--- Data records for software interfaces ---
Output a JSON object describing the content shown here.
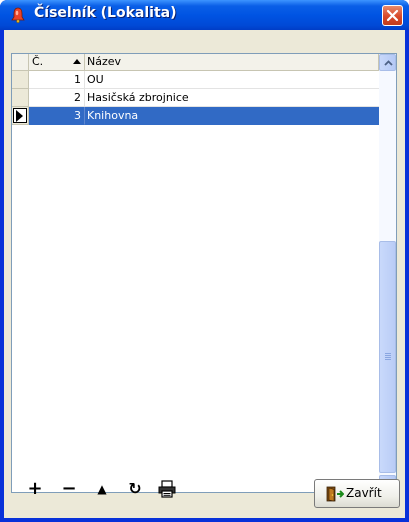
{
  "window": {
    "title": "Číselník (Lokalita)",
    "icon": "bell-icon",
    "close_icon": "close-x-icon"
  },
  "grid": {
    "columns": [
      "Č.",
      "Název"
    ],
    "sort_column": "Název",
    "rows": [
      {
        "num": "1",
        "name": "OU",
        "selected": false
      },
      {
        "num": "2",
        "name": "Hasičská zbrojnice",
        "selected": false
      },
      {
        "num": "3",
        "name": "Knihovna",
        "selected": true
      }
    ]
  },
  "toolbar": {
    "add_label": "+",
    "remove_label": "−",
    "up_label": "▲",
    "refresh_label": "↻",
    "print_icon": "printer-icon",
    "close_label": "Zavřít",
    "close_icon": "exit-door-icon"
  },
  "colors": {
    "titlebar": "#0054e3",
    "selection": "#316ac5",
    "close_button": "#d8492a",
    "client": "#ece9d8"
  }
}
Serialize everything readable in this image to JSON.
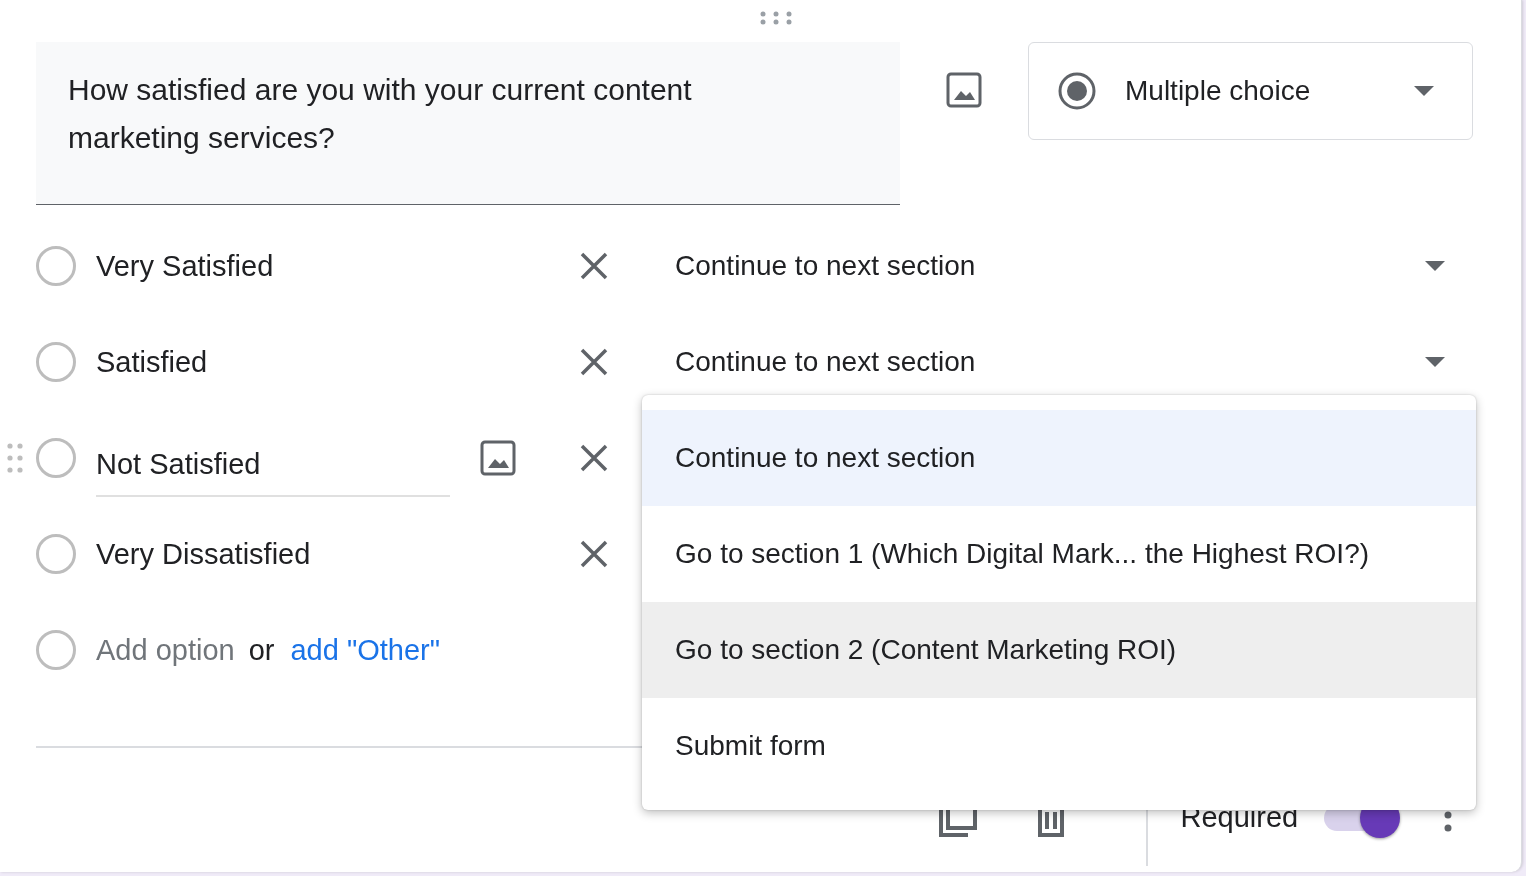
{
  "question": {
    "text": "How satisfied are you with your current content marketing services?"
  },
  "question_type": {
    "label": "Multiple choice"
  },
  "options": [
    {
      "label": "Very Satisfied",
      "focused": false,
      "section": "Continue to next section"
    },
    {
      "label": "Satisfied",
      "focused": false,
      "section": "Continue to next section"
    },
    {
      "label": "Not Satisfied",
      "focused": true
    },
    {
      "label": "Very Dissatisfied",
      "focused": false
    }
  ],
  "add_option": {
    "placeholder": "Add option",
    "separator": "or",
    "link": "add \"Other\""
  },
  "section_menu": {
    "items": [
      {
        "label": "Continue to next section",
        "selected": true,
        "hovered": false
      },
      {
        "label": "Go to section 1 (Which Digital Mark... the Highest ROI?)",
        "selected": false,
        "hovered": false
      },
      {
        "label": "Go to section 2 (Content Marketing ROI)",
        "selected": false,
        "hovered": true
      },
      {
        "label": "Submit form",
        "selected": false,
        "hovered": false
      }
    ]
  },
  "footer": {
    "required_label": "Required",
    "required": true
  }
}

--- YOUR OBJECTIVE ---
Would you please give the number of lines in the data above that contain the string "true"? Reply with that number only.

--- ANSWER SECTION ---
5